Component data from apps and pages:
============

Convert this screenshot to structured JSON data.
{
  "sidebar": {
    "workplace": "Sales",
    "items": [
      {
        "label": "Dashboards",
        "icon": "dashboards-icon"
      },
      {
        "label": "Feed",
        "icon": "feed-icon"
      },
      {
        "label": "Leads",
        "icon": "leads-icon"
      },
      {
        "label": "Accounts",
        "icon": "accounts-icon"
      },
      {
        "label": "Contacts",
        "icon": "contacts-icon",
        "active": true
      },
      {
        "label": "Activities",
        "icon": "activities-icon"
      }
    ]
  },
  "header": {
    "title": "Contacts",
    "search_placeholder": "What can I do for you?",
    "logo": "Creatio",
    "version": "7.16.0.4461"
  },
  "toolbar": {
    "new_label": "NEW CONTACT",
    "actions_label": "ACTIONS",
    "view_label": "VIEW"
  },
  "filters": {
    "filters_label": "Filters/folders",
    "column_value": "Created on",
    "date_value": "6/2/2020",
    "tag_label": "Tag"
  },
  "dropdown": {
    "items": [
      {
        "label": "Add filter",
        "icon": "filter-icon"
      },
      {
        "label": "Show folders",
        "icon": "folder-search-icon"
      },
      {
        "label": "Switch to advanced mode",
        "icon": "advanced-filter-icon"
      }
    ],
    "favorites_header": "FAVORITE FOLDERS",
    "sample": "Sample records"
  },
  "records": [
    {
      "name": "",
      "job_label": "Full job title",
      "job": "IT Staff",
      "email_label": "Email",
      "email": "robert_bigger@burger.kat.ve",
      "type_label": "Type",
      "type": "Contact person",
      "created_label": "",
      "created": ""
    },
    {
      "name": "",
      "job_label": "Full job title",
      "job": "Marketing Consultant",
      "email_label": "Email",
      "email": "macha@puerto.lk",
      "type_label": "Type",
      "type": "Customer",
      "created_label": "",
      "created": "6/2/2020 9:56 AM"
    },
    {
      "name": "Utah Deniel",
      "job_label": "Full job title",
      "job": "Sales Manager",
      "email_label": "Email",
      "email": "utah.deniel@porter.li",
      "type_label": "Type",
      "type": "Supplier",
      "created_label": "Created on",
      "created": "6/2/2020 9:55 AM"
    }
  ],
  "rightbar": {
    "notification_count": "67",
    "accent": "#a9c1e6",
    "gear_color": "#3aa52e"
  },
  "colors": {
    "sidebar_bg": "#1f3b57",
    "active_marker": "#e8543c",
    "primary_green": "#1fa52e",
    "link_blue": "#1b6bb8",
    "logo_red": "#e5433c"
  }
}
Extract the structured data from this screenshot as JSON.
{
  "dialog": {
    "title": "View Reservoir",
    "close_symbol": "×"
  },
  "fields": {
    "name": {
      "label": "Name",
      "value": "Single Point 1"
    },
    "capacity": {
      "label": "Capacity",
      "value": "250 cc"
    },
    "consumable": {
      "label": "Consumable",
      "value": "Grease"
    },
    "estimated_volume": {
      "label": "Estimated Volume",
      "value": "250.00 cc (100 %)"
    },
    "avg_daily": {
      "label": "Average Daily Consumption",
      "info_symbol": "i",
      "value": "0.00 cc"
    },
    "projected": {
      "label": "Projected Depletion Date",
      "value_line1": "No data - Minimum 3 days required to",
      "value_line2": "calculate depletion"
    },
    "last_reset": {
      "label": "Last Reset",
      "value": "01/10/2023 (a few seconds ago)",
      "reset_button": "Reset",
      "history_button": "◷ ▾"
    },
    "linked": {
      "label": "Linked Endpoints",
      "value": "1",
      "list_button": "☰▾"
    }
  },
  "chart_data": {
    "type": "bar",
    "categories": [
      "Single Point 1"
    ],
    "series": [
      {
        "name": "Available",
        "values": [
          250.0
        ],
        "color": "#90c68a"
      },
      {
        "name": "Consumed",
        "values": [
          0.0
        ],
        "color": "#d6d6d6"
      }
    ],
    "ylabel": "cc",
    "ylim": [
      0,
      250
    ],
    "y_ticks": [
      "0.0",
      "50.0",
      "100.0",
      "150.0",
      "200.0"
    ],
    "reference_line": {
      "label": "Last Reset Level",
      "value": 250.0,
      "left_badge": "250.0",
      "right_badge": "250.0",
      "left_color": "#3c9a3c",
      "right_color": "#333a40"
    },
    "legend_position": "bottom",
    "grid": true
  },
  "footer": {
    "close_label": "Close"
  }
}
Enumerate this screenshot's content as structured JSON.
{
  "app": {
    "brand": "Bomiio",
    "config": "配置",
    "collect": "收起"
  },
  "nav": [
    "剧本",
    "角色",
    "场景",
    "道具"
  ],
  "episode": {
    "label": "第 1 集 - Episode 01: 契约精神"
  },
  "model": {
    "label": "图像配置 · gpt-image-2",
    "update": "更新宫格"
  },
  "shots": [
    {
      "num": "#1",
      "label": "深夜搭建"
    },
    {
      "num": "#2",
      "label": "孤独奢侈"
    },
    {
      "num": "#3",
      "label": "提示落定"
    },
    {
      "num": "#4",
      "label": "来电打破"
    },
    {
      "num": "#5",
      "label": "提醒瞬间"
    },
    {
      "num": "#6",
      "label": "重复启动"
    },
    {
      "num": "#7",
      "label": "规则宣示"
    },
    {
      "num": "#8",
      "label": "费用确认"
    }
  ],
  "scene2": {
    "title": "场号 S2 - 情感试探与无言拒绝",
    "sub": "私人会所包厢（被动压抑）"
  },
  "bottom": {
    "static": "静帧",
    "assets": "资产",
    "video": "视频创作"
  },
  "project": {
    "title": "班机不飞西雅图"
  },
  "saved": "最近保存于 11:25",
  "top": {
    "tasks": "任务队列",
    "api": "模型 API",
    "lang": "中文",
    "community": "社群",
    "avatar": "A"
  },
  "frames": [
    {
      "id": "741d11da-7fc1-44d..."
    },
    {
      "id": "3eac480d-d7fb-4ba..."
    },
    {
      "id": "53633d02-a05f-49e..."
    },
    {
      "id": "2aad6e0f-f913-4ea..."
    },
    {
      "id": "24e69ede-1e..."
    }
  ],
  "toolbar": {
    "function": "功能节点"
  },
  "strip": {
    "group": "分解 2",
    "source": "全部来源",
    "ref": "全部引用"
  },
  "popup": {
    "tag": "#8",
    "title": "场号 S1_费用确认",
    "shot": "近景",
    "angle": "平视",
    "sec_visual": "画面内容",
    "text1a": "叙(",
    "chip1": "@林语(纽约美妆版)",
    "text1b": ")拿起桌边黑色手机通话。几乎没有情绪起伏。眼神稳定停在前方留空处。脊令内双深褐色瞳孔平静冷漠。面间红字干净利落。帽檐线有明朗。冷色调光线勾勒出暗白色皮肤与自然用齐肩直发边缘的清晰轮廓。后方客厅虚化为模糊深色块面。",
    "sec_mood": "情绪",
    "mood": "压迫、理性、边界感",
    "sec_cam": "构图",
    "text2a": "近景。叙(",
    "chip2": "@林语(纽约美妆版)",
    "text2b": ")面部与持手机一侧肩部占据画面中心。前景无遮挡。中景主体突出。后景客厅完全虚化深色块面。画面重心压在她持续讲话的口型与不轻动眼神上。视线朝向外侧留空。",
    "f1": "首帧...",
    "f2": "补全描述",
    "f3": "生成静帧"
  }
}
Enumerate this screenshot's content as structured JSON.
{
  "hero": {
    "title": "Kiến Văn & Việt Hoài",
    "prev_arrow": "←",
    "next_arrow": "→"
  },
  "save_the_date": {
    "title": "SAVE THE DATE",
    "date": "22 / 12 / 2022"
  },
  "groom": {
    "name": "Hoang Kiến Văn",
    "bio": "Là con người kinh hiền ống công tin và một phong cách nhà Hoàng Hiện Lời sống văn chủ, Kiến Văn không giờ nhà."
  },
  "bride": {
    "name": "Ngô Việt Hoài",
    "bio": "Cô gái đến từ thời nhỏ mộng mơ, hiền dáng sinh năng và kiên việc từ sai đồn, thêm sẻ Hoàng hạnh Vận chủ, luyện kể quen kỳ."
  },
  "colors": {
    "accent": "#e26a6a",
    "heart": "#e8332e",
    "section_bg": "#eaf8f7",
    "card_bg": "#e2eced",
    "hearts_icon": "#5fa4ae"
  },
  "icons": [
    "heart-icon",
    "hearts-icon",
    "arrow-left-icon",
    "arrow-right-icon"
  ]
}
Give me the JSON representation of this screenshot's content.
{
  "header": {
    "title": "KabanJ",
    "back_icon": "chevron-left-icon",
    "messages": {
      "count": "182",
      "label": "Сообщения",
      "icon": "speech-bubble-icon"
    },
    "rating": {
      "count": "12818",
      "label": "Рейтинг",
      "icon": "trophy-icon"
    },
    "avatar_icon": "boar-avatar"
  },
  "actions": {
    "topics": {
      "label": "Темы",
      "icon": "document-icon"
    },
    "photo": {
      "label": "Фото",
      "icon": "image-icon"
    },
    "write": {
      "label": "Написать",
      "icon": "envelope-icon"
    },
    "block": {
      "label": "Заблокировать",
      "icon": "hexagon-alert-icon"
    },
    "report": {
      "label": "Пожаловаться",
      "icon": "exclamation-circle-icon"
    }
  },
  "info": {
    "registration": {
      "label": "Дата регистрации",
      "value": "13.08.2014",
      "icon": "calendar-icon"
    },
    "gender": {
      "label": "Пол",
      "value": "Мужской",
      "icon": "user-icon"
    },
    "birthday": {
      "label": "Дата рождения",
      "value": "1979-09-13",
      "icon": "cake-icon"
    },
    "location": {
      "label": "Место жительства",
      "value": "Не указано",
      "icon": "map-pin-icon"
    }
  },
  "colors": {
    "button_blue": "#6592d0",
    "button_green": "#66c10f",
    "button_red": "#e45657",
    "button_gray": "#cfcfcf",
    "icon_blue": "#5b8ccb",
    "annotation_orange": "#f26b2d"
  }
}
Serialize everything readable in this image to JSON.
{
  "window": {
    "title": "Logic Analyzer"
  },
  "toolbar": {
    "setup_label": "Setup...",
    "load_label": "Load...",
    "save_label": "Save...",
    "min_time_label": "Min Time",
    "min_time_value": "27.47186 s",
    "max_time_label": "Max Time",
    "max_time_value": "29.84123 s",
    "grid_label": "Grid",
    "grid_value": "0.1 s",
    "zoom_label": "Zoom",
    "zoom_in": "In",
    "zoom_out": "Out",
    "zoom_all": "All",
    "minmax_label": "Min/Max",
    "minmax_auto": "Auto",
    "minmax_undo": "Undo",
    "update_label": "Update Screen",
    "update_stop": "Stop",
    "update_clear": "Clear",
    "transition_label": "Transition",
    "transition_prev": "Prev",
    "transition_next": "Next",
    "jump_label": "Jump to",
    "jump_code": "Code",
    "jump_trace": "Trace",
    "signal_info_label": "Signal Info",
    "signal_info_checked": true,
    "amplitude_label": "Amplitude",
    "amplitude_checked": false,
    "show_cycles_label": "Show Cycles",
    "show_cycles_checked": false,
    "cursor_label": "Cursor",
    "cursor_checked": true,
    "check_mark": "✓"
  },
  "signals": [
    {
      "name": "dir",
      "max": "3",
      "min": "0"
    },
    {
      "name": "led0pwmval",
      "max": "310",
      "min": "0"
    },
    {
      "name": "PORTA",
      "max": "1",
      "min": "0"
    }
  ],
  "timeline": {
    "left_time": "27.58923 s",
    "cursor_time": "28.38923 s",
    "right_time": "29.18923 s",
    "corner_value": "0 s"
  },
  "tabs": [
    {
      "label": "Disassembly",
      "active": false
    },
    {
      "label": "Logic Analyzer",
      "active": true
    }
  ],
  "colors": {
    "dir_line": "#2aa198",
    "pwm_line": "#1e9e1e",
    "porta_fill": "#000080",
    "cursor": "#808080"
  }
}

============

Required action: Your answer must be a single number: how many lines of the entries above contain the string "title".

Solution: 12